RALEIGH — Everyone was taking dead aim Saturday in the Rex Hospital Open.
Jim Renner had a hole-in-one. Michael Putnam made back-to-back eagles. Chesson Hadley holed out a tough wedge shot for eagle, and every player, it seemed, was firing at the pin at the 18th hole.
Danny Lee didn't have any spectacular shots in the third round of the Web.com Tour event at Wakefield Plantation. What Lee did have was eight birdies, including a chip-in at the 10th hole and a tap-in at the 18th, for a no-stress, 8-under 63 that pushed him into a four-shot lead.
"I shot 8-under, what could go wrong?" Lee said, smiling. "Hitting it good, putting good."
Sounds simple enough. Lee, who was born in South Korea, hit 17 of 18 greens in regulation in closing at 17-under 196.
Andrew Putnam and Edward Loar were tied for second at 13-under 200 -- Putnam after a 66 and Loar a 67. Michael Putnam, Andrew's older brother and the tour's leading money winner, and Raleigh's Chesson Hadley were at 12-under 201.
Renner created a stir with his ace, holing a 5-iron shot from 201 yards at the 12th hole. But the cheers never died.
Michael Putnam, bidding for his third win of the year, holed a wedge shot from 100 yards for eagle at the par-4 third hole, then knocked in a 20-foot eagle putt at the par-5 fourth.

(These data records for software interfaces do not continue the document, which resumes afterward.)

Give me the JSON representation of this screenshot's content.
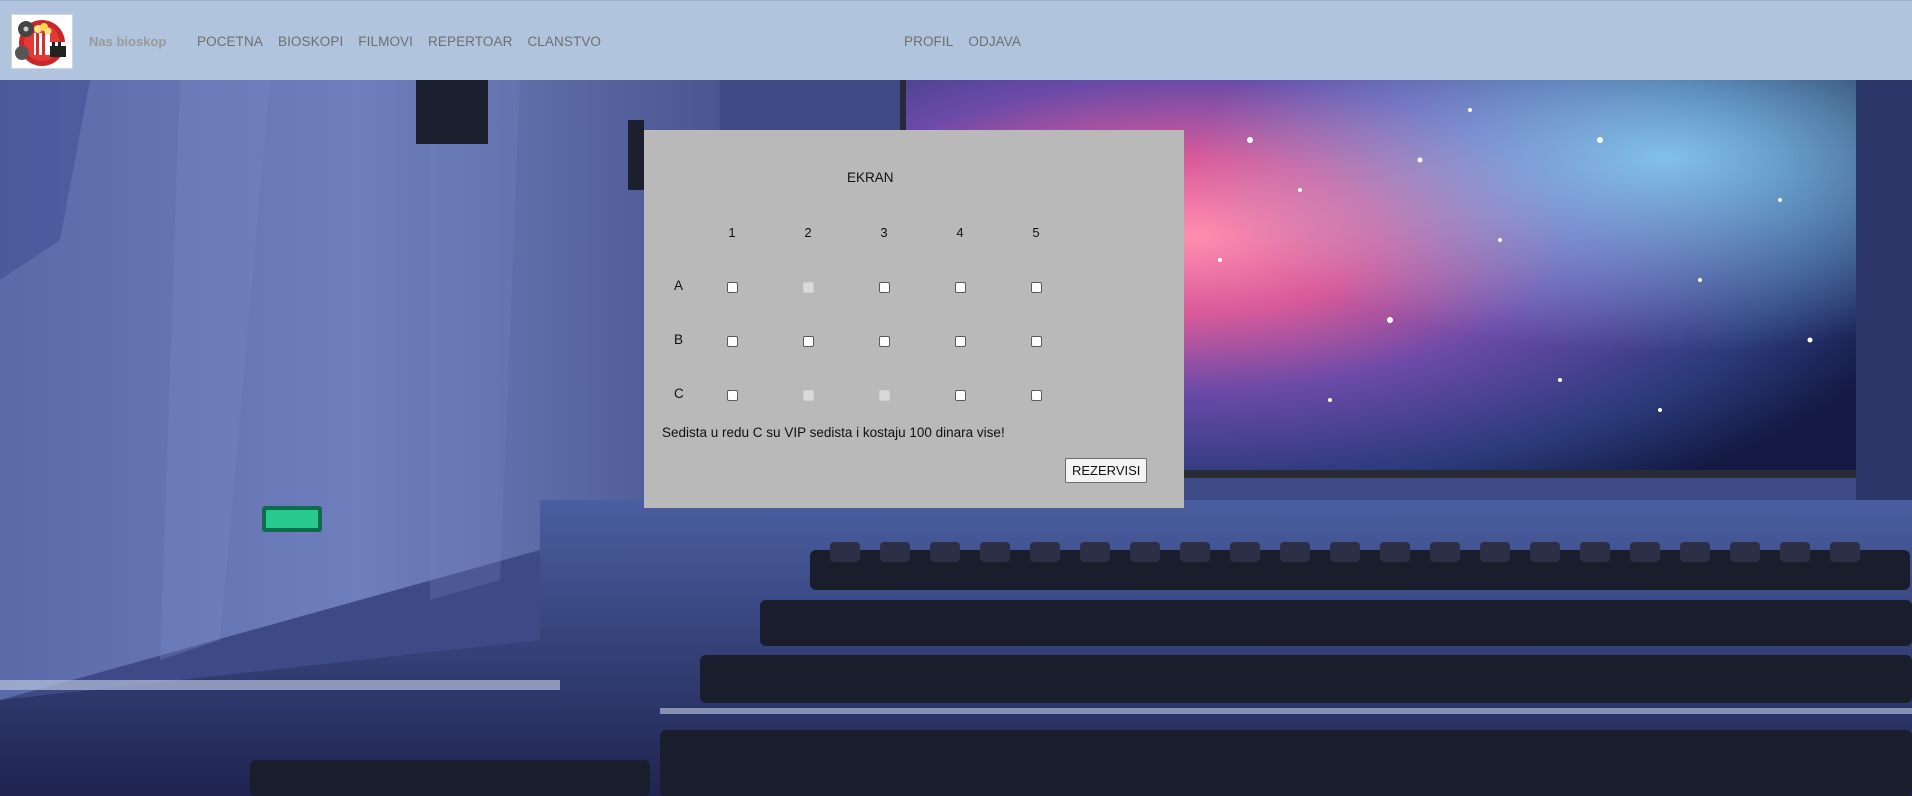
{
  "brand": {
    "name": "Nas bioskop",
    "logo_icon": "popcorn-film-logo-icon"
  },
  "nav": {
    "links": [
      "POCETNA",
      "BIOSKOPI",
      "FILMOVI",
      "REPERTOAR",
      "CLANSTVO"
    ],
    "right": [
      "PROFIL",
      "ODJAVA"
    ]
  },
  "seating": {
    "screen_label": "EKRAN",
    "columns": [
      "1",
      "2",
      "3",
      "4",
      "5"
    ],
    "rows": [
      {
        "label": "A",
        "seats": [
          "free",
          "taken",
          "free",
          "free",
          "free"
        ]
      },
      {
        "label": "B",
        "seats": [
          "free",
          "free",
          "free",
          "free",
          "free"
        ]
      },
      {
        "label": "C",
        "seats": [
          "free",
          "taken",
          "taken",
          "free",
          "free"
        ]
      }
    ],
    "note": "Sedista u redu C su VIP sedista i kostaju 100 dinara vise!",
    "reserve_label": "REZERVISI"
  },
  "colors": {
    "navbar": "#b0c4de",
    "panel": "#b9b9b9",
    "nav_text": "#6f6f6f"
  }
}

"I don't know that I've ever had two eagles in a row," Putnam said.
The former Pepperdine All-America nearly had a third. His tee shot at the par-3 fifth hole landed just short of the cup and rolled four feet past. Putnam made birdie, then another birdie at the sixth -- that's 2-3-2-3 on the scorecard -- as he shot 65.
Hadley, in contrast, took a one-shot lead into the third round and promptly bogeyed the first two holes. He bounced back with two straight birdies, but double-bogeyed the par-4 10th hole after a poor shot.
"I was planning my post-round misery speech on hole 13," he said.
But at the 15th, Hadley holed out from 40 yards out of the rough -- "The sexiest little flop," he said -- for an eagle 3. He followed with a 30-foot birdie putt at the par-3 16th, then knocked it tight at the 18th for a birdie and 2-under 69.
"That's how golf goes," Hadley said. "It has a mind of its own. It just kicks you around whichever way it wants you to go."
Lee is just 22 but has been kicked around the past few years. In 2008, he became the youngest player to win the U.S. Amateur. A year later, after capturing the Johnnie Walker Classic in Australia as an amateur, he was the youngest winner on the European Tour.
Some called him the "next Tiger Woods" and Lee didn't object. But the past four years have produced more lows than highs.
"I think I didn't know what I was doing back then," he said. "I was just playing golf and they gave me the trophy. But playing professional golf the past four years, it's a long journey."
Lee, whose family moved to New Zealand when he was 8, did win two years ago on the Web.com Tour -- the WNB Golf Classic. He won enough money to get on the PGA Tour in 2012 but couldn't stay there, and missed regaining his tour card by one shot at the Qualifying Tournament.
"The last couple of years it wasn't fun," Lee said. "It was fun traveling all over the place and playing with all the best players in the world, but it could have been better if I played like this.
"You can't change the past. I'll just look forward and will keep playing harder. Just have fun and not think too much."